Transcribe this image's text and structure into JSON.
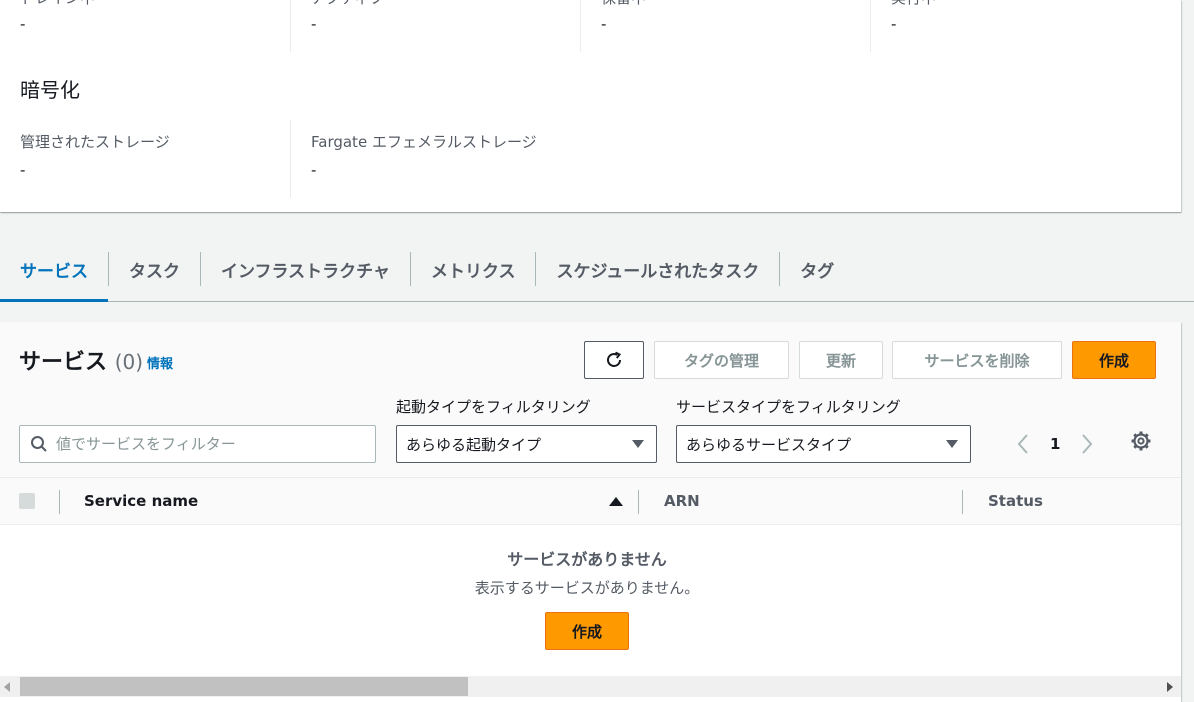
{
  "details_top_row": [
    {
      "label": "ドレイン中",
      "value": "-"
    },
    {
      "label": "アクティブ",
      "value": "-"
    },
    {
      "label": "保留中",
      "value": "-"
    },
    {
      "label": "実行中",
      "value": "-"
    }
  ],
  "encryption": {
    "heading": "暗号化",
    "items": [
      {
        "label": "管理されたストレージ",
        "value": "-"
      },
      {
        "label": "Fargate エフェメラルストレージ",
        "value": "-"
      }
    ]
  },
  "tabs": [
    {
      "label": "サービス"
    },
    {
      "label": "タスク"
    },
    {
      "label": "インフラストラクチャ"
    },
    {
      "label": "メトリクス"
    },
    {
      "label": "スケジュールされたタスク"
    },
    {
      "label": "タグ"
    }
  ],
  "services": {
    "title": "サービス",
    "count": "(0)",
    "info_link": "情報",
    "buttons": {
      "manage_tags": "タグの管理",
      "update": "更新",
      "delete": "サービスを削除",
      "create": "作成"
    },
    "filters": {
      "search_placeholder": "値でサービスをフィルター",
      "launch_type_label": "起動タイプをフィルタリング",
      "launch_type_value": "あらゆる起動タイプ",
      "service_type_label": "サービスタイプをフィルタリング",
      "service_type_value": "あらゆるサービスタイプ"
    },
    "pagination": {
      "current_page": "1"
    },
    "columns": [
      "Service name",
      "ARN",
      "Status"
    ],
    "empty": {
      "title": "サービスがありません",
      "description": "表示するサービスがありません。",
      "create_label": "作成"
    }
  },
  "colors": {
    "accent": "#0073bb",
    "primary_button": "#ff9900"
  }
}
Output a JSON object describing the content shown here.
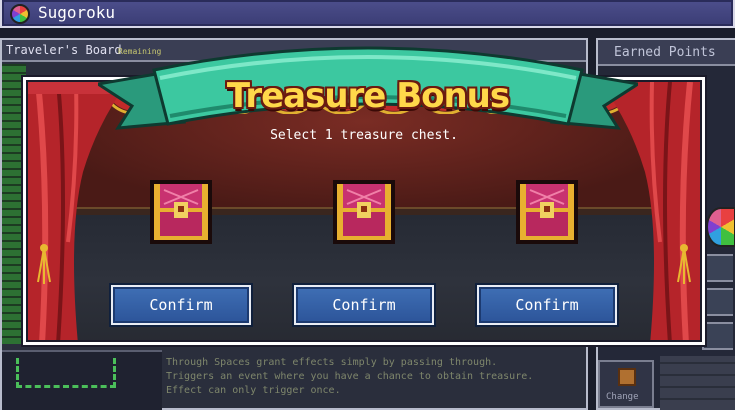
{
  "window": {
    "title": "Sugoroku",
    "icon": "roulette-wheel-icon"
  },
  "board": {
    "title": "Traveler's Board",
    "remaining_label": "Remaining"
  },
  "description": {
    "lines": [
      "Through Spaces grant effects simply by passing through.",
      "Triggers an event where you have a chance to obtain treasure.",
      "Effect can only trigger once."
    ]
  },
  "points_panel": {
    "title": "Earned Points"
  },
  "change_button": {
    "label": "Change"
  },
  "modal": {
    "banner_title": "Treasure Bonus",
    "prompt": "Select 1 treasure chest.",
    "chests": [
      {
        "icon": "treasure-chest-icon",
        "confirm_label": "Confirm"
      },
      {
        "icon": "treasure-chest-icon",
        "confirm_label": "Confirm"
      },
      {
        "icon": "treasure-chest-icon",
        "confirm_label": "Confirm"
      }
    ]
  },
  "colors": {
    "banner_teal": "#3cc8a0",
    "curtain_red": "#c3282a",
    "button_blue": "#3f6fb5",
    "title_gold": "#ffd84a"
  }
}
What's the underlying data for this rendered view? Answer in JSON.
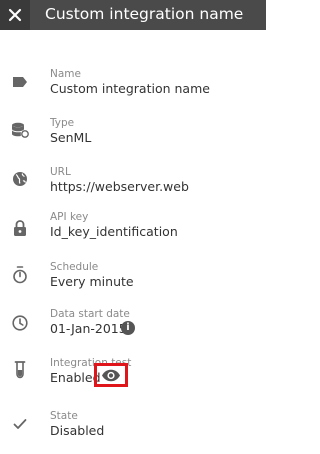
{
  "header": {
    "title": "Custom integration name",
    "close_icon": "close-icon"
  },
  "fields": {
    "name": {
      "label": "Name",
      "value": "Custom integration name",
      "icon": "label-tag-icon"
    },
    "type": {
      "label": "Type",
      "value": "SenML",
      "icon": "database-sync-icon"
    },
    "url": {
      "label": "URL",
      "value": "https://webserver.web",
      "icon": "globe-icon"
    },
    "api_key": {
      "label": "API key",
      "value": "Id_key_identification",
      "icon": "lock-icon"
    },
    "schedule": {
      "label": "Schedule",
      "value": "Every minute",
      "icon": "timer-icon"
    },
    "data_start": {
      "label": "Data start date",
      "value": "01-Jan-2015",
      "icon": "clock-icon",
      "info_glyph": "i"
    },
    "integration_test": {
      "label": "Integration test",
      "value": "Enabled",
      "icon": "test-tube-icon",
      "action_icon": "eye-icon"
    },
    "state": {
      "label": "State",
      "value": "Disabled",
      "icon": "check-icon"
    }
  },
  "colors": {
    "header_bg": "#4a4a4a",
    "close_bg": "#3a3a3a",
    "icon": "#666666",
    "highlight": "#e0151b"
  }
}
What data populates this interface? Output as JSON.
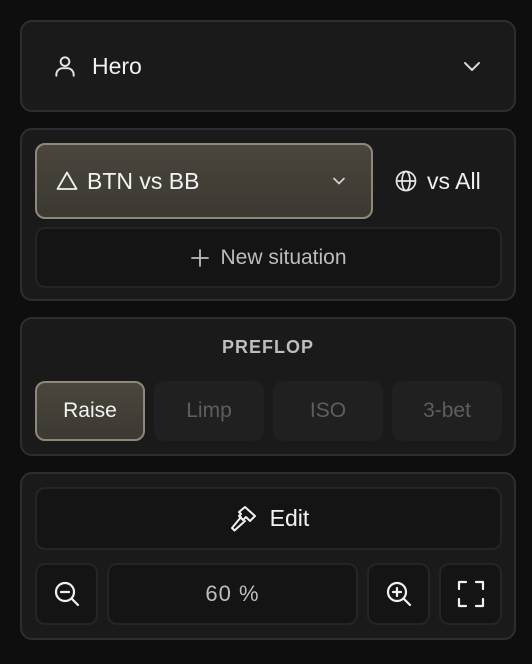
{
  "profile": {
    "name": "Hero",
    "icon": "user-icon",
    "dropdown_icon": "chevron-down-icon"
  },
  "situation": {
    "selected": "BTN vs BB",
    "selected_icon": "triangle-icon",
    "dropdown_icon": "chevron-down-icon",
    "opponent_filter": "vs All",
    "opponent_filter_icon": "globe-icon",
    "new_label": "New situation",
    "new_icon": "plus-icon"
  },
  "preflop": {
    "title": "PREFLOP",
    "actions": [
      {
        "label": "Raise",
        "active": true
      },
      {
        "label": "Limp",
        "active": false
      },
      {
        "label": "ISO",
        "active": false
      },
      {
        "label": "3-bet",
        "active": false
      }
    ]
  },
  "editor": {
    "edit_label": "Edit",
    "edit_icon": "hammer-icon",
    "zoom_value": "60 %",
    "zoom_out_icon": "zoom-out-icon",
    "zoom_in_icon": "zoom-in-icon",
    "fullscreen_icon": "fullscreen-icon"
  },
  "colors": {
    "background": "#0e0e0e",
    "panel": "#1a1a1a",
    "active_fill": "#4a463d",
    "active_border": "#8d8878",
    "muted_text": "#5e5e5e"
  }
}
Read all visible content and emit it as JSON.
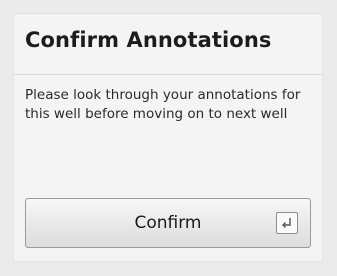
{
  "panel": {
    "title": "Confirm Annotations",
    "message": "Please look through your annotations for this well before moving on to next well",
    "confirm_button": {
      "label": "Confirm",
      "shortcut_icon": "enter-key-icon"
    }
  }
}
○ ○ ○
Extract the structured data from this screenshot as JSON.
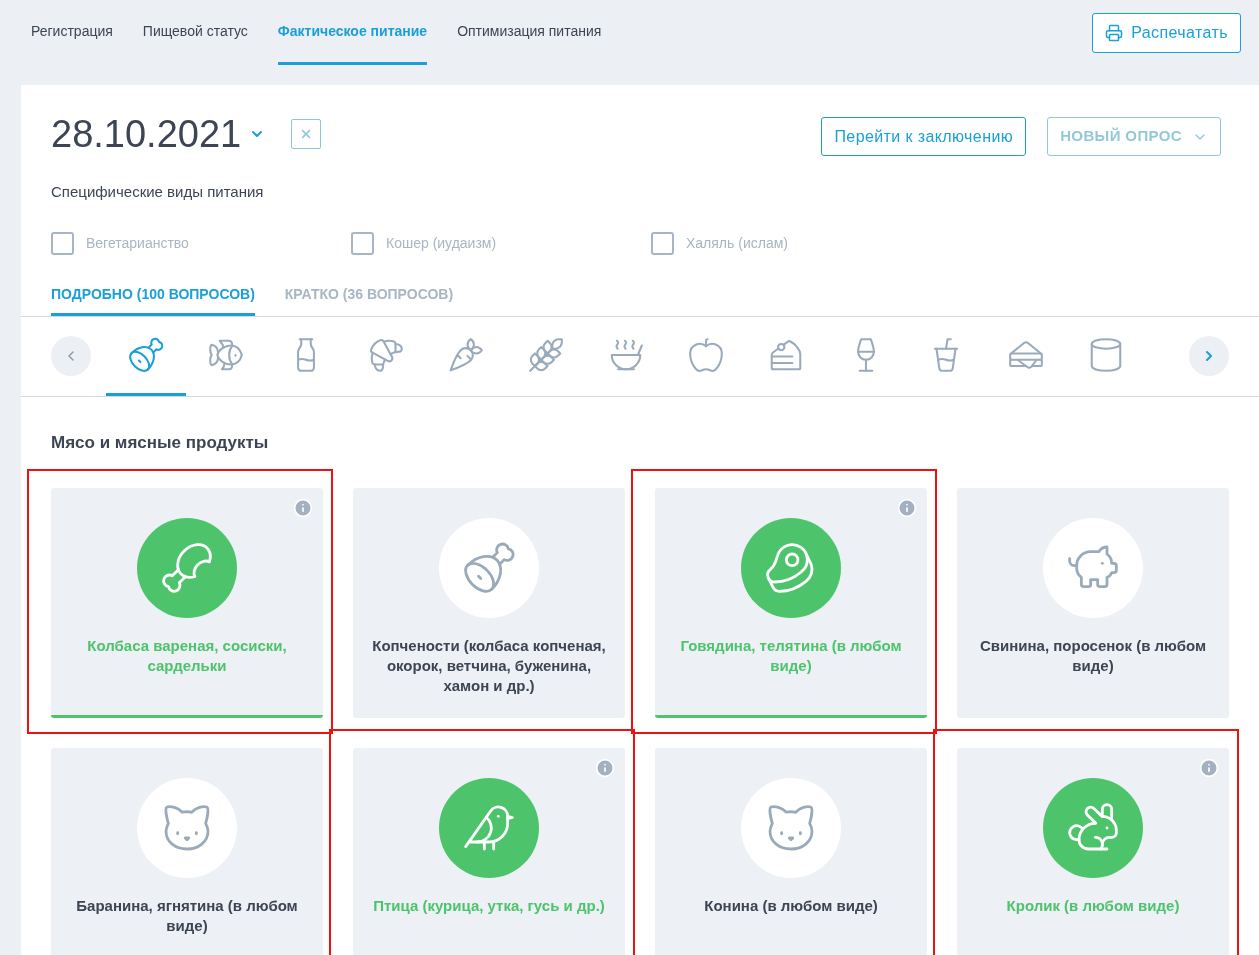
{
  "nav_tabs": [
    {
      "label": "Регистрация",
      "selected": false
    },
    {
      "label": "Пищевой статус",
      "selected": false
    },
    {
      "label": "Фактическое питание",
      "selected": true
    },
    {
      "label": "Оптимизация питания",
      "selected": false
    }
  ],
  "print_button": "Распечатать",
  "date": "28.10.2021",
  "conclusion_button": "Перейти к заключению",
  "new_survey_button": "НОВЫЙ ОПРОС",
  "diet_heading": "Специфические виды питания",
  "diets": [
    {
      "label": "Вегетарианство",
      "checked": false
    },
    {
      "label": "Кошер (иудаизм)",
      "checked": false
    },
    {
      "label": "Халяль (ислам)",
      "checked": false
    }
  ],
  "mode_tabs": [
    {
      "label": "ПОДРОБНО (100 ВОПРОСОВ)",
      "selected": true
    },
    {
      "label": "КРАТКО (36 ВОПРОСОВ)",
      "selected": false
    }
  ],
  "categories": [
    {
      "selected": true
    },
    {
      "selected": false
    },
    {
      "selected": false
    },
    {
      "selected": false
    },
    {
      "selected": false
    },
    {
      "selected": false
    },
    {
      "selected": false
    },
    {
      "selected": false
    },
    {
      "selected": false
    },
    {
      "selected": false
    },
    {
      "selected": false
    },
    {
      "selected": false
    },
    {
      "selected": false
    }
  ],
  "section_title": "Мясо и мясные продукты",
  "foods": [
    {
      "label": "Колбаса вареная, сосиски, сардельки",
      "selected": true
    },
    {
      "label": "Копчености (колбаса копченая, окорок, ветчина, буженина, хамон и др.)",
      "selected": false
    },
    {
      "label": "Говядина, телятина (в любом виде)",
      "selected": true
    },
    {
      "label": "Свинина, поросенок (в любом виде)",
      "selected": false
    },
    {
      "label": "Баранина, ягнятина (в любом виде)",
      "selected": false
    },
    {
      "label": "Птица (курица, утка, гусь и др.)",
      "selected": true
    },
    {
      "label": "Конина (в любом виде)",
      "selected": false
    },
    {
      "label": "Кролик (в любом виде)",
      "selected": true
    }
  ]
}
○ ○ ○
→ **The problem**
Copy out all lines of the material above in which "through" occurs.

→ **Solution to this task**
      "Through Spaces grant effects simply by passing through.",
    "message": "Please look through your annotations for this well before moving on to next well",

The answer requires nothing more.